    http://www.dnr.state.mn.us/mis/gis/DNRGPS/DNRGPS.html

  • Conclusion

    As technology advances, tools are being produced that will allow us to become

    more efficient in our daily activities. Mobile devices such as smart phones and

    tablets have the capability to provide us with a vast amount of information, at our

    fingertips. Products are becoming available that were just not possible even a few

    years ago. I feel that it is important, as an industry, to keep up with these

    advances. This is just one way that we can achieve this.

  • Glossary

    DNR GPS – Windows PC Program

    Windows PC program for loading data from GPS units and converting files

    between several GIS standard file types. Example: ESRI .shp, Garmin .gpx,

    Google Earth .kml, etc.

    Google Earth Pro – Windows/Mac/iOS/Android program

    Google Earth Pro is the more powerful and capable version of Google Earth

    that has until recently required an expensive subscription. It has many extra

    options over the standard version including showing measurements for

    lines and polygons, native support for ESRI shapefile import, and improved

    print and photo export resolution.

    Google Earth Pro is now free. After you install and run it the first time it will

    ask for your email and license code. Just enter your email and enter your

    license code as GEPFREE.

    GPS Kit – iOS App

    Paid iOS App for recording GPS tracks and points. Data can exported in

    multiple formats including KML and GPX. Developed by Garafa, LLC.

    GPX – GPS eXchange Format

    An Open XML language for storing geographic data for waypoints, lines,

    and routes. Due to its open nature, any GPS manufacturer can implement it

    without paying licensing fees.

    KML – Keyhole Markup Language

    A text based XML language for defining GIS location data for use in Google

    Earth and many other programs. Data may include point, track, and

    polygon data as well as photos, point descriptions, 3D models, web links,

    etc. Files can be manually viewed and edited with any document viewer.

    KMZ – Keyhole Markup Language - Zipped

  • A zipped or compressed KML file containing all associated images, icons,

    overlays and 3D models.

    Note: This is actually a .zip file. If you change the extension from .kmz to

    .zip you can browse its contents like a normal .zip file. There will be a

    doc.kml containing the normal .kml data and a \Photos directory containing

    any photos associated with that layer.

    PDF Maps – iOS App

    Free iOS and Android App that uses a device’s internal GPS to show a user’s

    location on a PDF format map. Points and lines can be created and

    exported or imported on maps. Developed by Avenza Systems Inc.

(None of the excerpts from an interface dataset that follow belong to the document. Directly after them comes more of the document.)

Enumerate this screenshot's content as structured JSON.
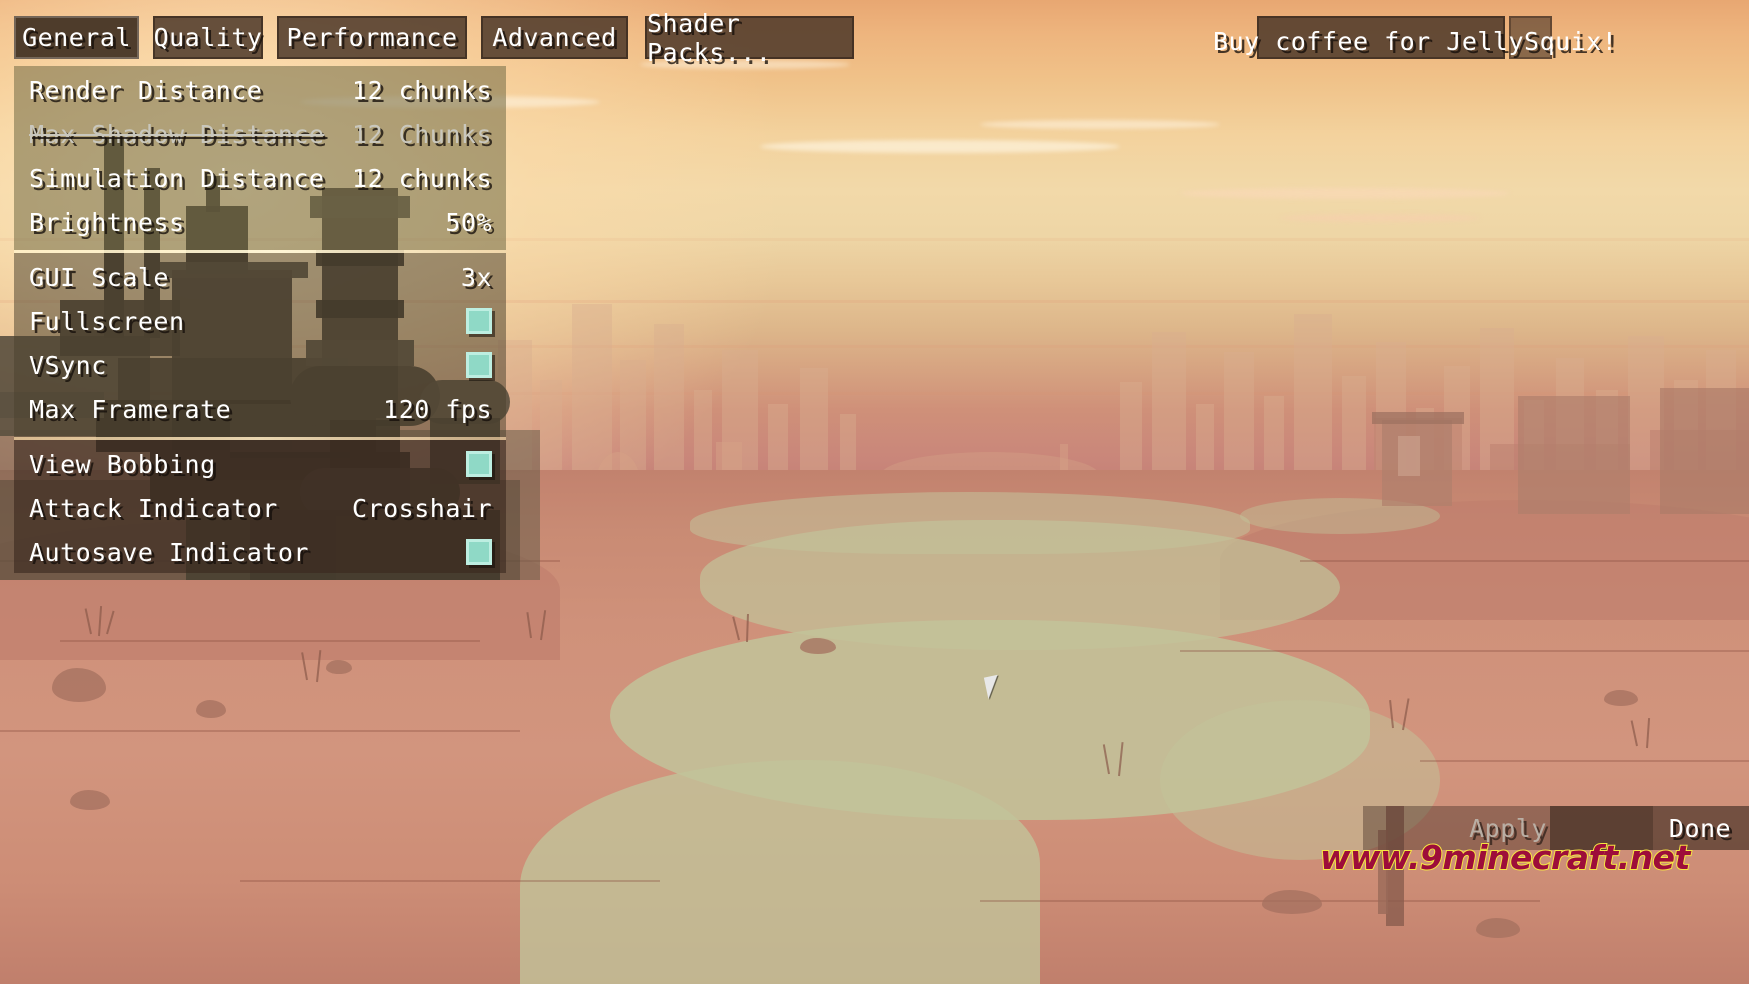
{
  "tabs": [
    {
      "id": "general",
      "label": "General",
      "selected": true
    },
    {
      "id": "quality",
      "label": "Quality",
      "selected": false
    },
    {
      "id": "performance",
      "label": "Performance",
      "selected": false
    },
    {
      "id": "advanced",
      "label": "Advanced",
      "selected": false
    },
    {
      "id": "shaderpacks",
      "label": "Shader Packs...",
      "selected": false
    }
  ],
  "coffee_button": {
    "label": "Buy coffee for JellySquix!"
  },
  "options": {
    "group_1": [
      {
        "label": "Render Distance",
        "value": "12 chunks",
        "type": "value",
        "disabled": false
      },
      {
        "label": "Max Shadow Distance",
        "value": "12 Chunks",
        "type": "value",
        "disabled": true
      },
      {
        "label": "Simulation Distance",
        "value": "12 chunks",
        "type": "value",
        "disabled": false
      },
      {
        "label": "Brightness",
        "value": "50%",
        "type": "value",
        "disabled": false
      }
    ],
    "group_2": [
      {
        "label": "GUI Scale",
        "value": "3x",
        "type": "value",
        "disabled": false
      },
      {
        "label": "Fullscreen",
        "value": "on",
        "type": "checkbox",
        "checked": true
      },
      {
        "label": "VSync",
        "value": "on",
        "type": "checkbox",
        "checked": true
      },
      {
        "label": "Max Framerate",
        "value": "120 fps",
        "type": "value",
        "disabled": false
      }
    ],
    "group_3": [
      {
        "label": "View Bobbing",
        "value": "on",
        "type": "checkbox",
        "checked": true
      },
      {
        "label": "Attack Indicator",
        "value": "Crosshair",
        "type": "value",
        "disabled": false
      },
      {
        "label": "Autosave Indicator",
        "value": "on",
        "type": "checkbox",
        "checked": true
      }
    ]
  },
  "footer": {
    "apply_label": "Apply",
    "done_label": "Done"
  },
  "watermark": {
    "text": "www.9minecraft.net"
  },
  "colors": {
    "checkbox_fill": "#8fd9c6",
    "checkbox_border": "#bdeee1",
    "button_bg": "#463224",
    "text": "#ffffff",
    "disabled_text": "#c9c7bd",
    "watermark_fill": "#9d0d3a",
    "watermark_stroke": "#f5e642"
  }
}
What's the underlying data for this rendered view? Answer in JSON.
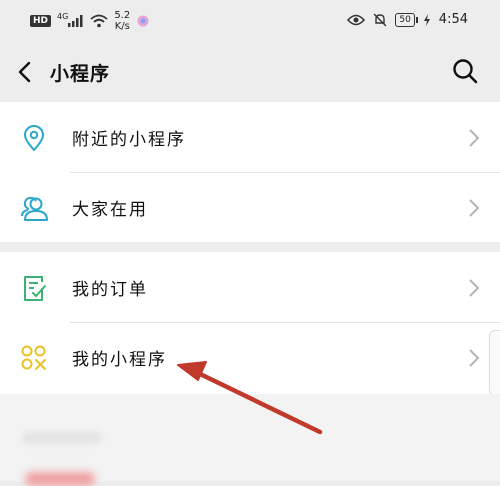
{
  "status_bar": {
    "hd": "HD",
    "network": "4G",
    "speed_value": "5.2",
    "speed_unit": "K/s",
    "battery": "50",
    "time": "4:54"
  },
  "header": {
    "title": "小程序"
  },
  "menu": {
    "nearby": {
      "label": "附近的小程序",
      "icon": "location-pin-icon"
    },
    "everyone": {
      "label": "大家在用",
      "icon": "users-icon"
    },
    "orders": {
      "label": "我的订单",
      "icon": "checklist-icon"
    },
    "mine": {
      "label": "我的小程序",
      "icon": "mini-program-icon"
    }
  },
  "colors": {
    "accent_cyan": "#2aa7c9",
    "accent_green": "#3bb273",
    "accent_yellow": "#e9c229",
    "annotation_red": "#c0392b"
  }
}
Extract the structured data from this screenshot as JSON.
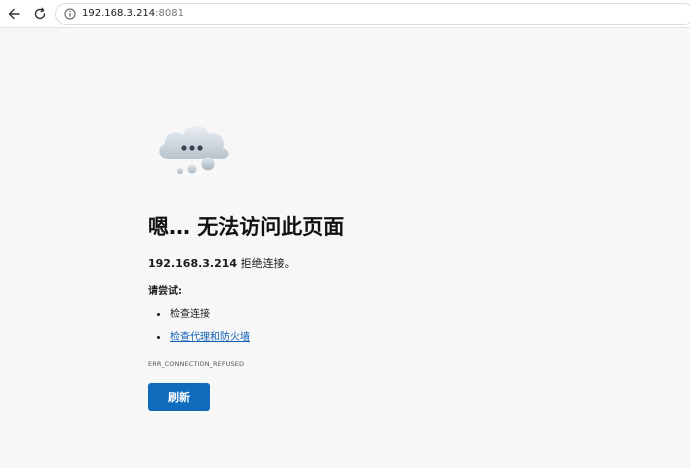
{
  "browser": {
    "url_host": "192.168.3.214",
    "url_port": ":8081"
  },
  "error_page": {
    "heading": "嗯… 无法访问此页面",
    "host": "192.168.3.214",
    "message": " 拒绝连接。",
    "try_label": "请尝试:",
    "suggestions": [
      {
        "label": "检查连接",
        "is_link": false
      },
      {
        "label": "检查代理和防火墙",
        "is_link": true
      }
    ],
    "error_code": "ERR_CONNECTION_REFUSED",
    "refresh_label": "刷新"
  },
  "icons": {
    "back": "back-arrow-icon",
    "reload": "reload-icon",
    "info": "info-icon",
    "cloud": "sad-cloud-icon"
  },
  "colors": {
    "accent": "#0f6cbd",
    "link": "#0f5fb8",
    "page_bg": "#f7f7f7"
  }
}
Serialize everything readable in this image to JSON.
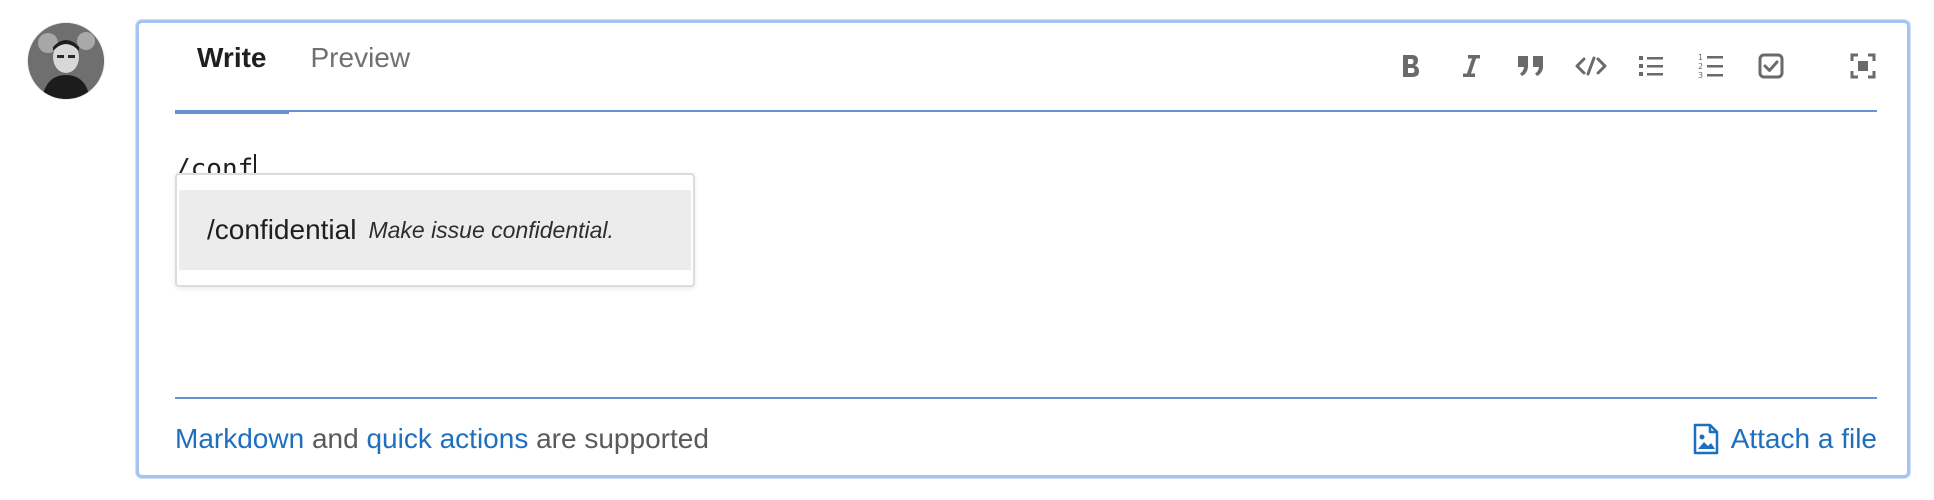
{
  "avatar": {
    "alt": "User avatar"
  },
  "tabs": [
    {
      "label": "Write",
      "active": true
    },
    {
      "label": "Preview",
      "active": false
    }
  ],
  "toolbar": {
    "icons": [
      "bold-icon",
      "italic-icon",
      "quote-icon",
      "code-icon",
      "bullet-list-icon",
      "numbered-list-icon",
      "checklist-icon",
      "fullscreen-icon"
    ]
  },
  "editor": {
    "text": "/conf"
  },
  "autocomplete": {
    "items": [
      {
        "command": "/confidential",
        "description": "Make issue confidential."
      }
    ]
  },
  "footer": {
    "markdown_link": "Markdown",
    "and_text": " and ",
    "quick_actions_link": "quick actions",
    "supported_text": " are supported",
    "attach_label": "Attach a file"
  },
  "colors": {
    "accent": "#6b8fd6",
    "link": "#1f6fbf",
    "border": "#a7c3f0"
  }
}
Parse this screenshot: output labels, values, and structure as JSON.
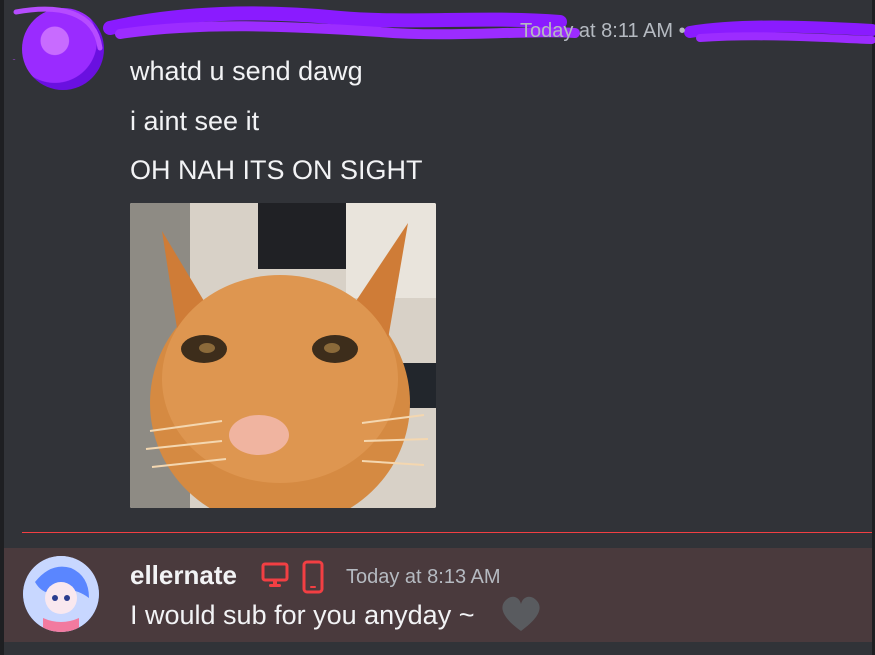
{
  "message1": {
    "timestamp": "Today at 8:11 AM •",
    "lines": [
      "whatd u send dawg",
      "i aint see it",
      "OH NAH ITS ON SIGHT"
    ],
    "attachment": {
      "icon": "orange-cat-image"
    }
  },
  "message2": {
    "username": "ellernate",
    "timestamp": "Today at 8:13 AM",
    "text": "I would sub for you anyday ~",
    "icons": [
      "desktop-icon",
      "mobile-icon",
      "heart-icon"
    ]
  },
  "colors": {
    "background": "#313338",
    "highlight": "#4a3a3d",
    "divider": "#f23f43",
    "status_red": "#f23f43",
    "redaction": "#8a1bff"
  }
}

    SDMI – BDL – Google Earth KML Layer

    University of Alaska, Fairbanks’ Statewide Digital Mapping Initiative (SDMI)

    is a great source for good imagery in remote parts of alaska. The SDMI -

    Best Data Layer (BDL) is a KML overlay that brings good high resolution

    imagery to many parts of remote Alaska. The layer can be downloaded

    from the Geographic Information Networks of Alaska (GINA) website at

    http://wmsha.gina.alaska.edu/kml/bdl.kml.

    http://wmsha.gina.alaska.edu/kml/bdl.kml